SYDNEY- The Australian share market closed flat despite a boost to energy stocks from buoyant investor sentiment over the $50 billion Gorgon liquefied natural gas (LNG) deal with China.

The benchmark S&P/ASX200 index was down 7.8 points, or 0.18 per cent, at 4,373.8 points, while the broader All Ordinaries index gained 1.6 points, or 0.04 per cent, to 4,387.5 points.

At 1615 AEST on the Sydney Futures Exchange the September share price index contract was down 20 points at 4,335 points on a volume of 26,162 contracts.

Shaw Stockbroking senior dealer Jamie Spiteri said growth in energy stocks on PetroChina's agreement to buy $50 billion worth of LNG from the proposed Gorgon development offset a weaker market.

"Woodside is the biggest component of that sector, and the one which is attracted most attention," Mr Spiteri said.

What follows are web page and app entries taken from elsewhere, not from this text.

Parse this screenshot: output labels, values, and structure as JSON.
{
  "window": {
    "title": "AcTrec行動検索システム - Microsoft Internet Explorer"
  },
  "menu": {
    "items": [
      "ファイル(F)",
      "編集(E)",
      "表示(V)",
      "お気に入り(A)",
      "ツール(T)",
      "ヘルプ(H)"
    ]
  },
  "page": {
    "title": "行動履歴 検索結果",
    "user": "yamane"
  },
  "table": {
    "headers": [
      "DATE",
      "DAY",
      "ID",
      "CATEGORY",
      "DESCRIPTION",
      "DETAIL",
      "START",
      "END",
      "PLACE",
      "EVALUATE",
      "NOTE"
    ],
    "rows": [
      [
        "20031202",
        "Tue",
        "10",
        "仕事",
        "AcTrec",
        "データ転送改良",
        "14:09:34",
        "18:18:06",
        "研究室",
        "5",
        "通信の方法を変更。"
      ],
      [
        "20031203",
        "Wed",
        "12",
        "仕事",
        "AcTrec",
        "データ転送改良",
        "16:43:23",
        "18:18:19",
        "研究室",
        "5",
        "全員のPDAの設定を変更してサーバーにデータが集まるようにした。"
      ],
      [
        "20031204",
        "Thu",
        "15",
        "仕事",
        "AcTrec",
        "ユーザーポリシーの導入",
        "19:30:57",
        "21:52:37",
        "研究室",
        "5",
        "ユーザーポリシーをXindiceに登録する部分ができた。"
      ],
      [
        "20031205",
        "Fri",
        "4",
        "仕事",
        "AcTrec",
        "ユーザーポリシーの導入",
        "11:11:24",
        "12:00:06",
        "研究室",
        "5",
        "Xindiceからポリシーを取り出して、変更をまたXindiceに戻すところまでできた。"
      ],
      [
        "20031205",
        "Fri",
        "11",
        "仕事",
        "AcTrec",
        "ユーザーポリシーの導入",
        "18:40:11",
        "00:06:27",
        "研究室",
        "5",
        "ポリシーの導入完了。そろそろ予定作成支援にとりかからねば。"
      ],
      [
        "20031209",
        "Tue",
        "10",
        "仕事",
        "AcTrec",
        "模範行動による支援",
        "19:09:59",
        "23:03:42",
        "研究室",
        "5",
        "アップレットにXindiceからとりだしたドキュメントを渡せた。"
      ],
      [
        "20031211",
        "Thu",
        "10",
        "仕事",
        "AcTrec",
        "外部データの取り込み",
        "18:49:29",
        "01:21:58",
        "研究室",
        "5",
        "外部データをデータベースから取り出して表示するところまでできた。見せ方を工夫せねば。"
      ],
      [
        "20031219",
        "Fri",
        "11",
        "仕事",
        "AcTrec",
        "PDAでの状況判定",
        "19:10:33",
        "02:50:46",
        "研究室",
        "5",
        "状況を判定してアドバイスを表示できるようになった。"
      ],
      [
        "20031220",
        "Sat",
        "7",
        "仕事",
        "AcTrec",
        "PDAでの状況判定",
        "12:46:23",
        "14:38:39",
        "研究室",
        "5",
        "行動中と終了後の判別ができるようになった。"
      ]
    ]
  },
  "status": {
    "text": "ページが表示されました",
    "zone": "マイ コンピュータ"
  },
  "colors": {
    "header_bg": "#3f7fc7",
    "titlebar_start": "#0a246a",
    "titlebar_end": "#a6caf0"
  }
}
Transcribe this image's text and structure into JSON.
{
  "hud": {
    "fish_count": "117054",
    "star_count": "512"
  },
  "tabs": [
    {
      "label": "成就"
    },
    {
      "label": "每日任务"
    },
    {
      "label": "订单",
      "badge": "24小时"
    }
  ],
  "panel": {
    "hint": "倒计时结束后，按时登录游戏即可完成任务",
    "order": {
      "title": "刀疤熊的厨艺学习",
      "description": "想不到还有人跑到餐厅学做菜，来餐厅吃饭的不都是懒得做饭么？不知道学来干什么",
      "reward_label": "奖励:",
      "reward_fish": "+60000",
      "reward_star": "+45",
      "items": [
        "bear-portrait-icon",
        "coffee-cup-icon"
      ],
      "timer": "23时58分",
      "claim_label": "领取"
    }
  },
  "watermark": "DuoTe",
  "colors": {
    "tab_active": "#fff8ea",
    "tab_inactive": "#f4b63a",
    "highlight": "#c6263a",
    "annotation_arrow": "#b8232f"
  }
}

"(Other energy stocks) have risen more modestly, but you can see that they have actually had improvements over the day in comparison to the broader market drifting back a little bit."

Woodside shares gained $1.56, or 3.65 per cent, to $44.28 but had posted a fall in first half profit on weaker commodity prices.

Santos added 21 cents to $14.71, while Oil Search lost five cents to $5.56.

Origin Energy shares fell 30 cents to $14.70 after reporting a 20 per cent rise in underlying earnings for 2008/09.

The wider market was digesting a wealth of company reports and consolidating after recent gains, Mr Spiteri said.

"There's been some conflicting moves across the market, there's results to digest and there's just a bit of uncertainty about where markets are going to go from here," he said.

"The market is looking to consolidate around these levels now."

BHP Billiton lost 55 cents to $36.71 while Rio Tinto gained $1.30 to $58.20.

Among the major banks, NAB was down 26 cents to $26.81, ANZ fell 57 cents to $19.80 and Westpac dropped 20 cents to $23.54.

Commonwealth Bank was down 36 cents at $44.94 as it said it would pay up to $165 million to take part China's Bank of Hangzhou equity raising.

Making news, Qantas said demand for air travel appears to be improving after Australia's biggest airline posted an 87.9 per cent drop in annual net profit and flagged further cost cutting.

Qantas shares gained nine cents, or 3.46 per cent, to $2.69.

Blood products and vaccines developer CSL reported a 63.3 per cent jump in annual profit and forecast further earnings growth this year as it starts to meet orders for swine flu vaccine.

CSL shares ended 44 cents lower, down 1.31 per cent, at $33.12.

Construction materials group Boral reported a slump in annual profit and slashed dividends due to the housing downturn and forecast mixed trading conditions in the current year.

Boral shares gained 21 cents, or 3.71 per cent, to $5.87.

Fund manager Perpetual said it was well positioned for an equities market recovery after its full year profit slumped 71 per cent due to a plunge in share markets.

Perpetual rose $1.37, or 3.94 per cent, to $36.17.

Anti-infective drug developer Biota Holdings reported an annual profit of $38.2 million for the 2008/09 financial year and forecast strength in the current year.

Biota shares lost 4.5 cents, or 2.32 per cent, to $1.895.

Women's clothing retailer Noni B said it would focus on lifting margins in 2009/10 after posting an 8.23 per cent full-year profit slump and withholding a final dividend.

Noni B stocks fell five cents, or 5.26 per cent, to 90 cents.

At 1628 AEST the spot price of gold in Sydney was $936.20 per fine ounce, down US$3.25 on Tuesday's close of US$939.45.

Among the gold miners, Lihir Gold lost eight cents to $2.46 and Newcrest dropped 76 cents to $28.80.

The most-traded stock by volume was Boart Longyear with 219.1 million shares worth $75.18 million changing hands.

Boart shares were down 2.9 cents, or 8.45 per cent, to 32.5 cents.

Preliminary market turnover was 2.73 billion shares worth $5.72 billion, with 671 stocks up, 427 down and 296 unchanged.

- AAP